§ DATA:

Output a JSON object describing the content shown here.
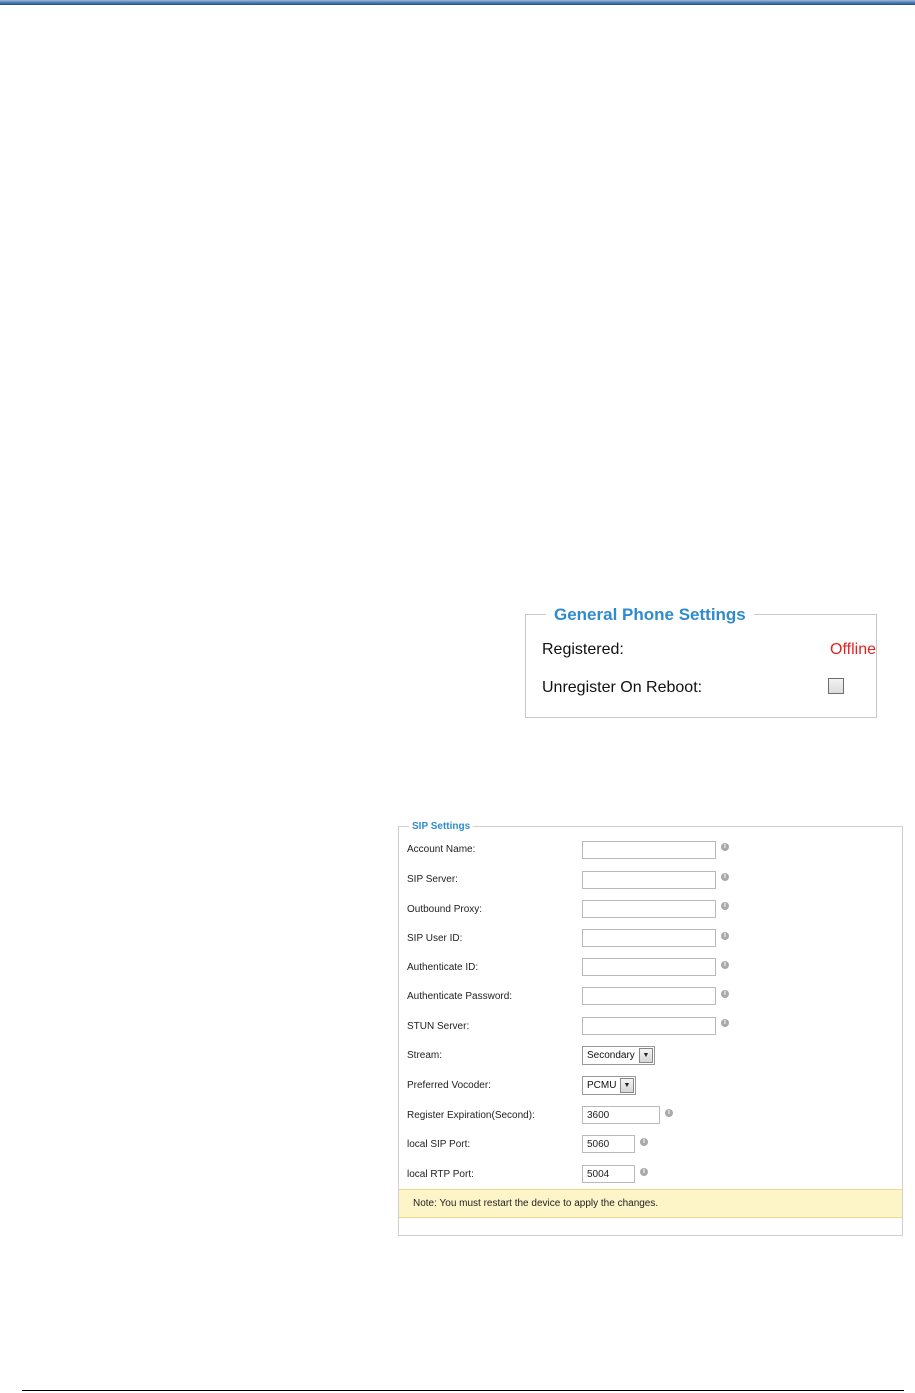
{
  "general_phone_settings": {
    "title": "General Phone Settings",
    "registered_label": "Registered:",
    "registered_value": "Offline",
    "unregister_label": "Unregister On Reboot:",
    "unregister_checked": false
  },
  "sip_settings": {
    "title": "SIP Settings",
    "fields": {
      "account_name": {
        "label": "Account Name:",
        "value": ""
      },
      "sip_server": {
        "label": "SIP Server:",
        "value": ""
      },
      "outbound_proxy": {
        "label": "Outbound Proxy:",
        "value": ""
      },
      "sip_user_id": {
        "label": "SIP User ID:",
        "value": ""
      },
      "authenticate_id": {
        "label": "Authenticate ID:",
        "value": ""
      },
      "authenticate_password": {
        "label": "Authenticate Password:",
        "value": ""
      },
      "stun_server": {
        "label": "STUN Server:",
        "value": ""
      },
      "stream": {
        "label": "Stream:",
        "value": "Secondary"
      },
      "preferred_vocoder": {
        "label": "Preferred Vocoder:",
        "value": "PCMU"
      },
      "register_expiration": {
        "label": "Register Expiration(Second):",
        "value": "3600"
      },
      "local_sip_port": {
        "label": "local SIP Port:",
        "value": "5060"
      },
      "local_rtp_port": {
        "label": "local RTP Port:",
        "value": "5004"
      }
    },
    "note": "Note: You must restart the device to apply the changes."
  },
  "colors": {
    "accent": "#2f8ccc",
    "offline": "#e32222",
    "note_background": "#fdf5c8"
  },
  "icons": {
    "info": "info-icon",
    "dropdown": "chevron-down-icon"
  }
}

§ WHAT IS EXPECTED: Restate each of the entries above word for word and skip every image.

§ ANSWER FOR THIS EXERCISE:
Output a JSON object describing the content shown here.
{
  "general_phone_settings": {
    "title": "General Phone Settings",
    "registered_label": "Registered:",
    "registered_value": "Offline",
    "unregister_label": "Unregister On Reboot:",
    "unregister_checked": false
  },
  "sip_settings": {
    "title": "SIP Settings",
    "fields": {
      "account_name": {
        "label": "Account Name:",
        "value": ""
      },
      "sip_server": {
        "label": "SIP Server:",
        "value": ""
      },
      "outbound_proxy": {
        "label": "Outbound Proxy:",
        "value": ""
      },
      "sip_user_id": {
        "label": "SIP User ID:",
        "value": ""
      },
      "authenticate_id": {
        "label": "Authenticate ID:",
        "value": ""
      },
      "authenticate_password": {
        "label": "Authenticate Password:",
        "value": ""
      },
      "stun_server": {
        "label": "STUN Server:",
        "value": ""
      },
      "stream": {
        "label": "Stream:",
        "value": "Secondary"
      },
      "preferred_vocoder": {
        "label": "Preferred Vocoder:",
        "value": "PCMU"
      },
      "register_expiration": {
        "label": "Register Expiration(Second):",
        "value": "3600"
      },
      "local_sip_port": {
        "label": "local SIP Port:",
        "value": "5060"
      },
      "local_rtp_port": {
        "label": "local RTP Port:",
        "value": "5004"
      }
    },
    "note": "Note: You must restart the device to apply the changes."
  },
  "colors": {
    "accent": "#2f8ccc",
    "offline": "#e32222",
    "note_background": "#fdf5c8"
  },
  "icons": {
    "info": "info-icon",
    "dropdown": "chevron-down-icon"
  }
}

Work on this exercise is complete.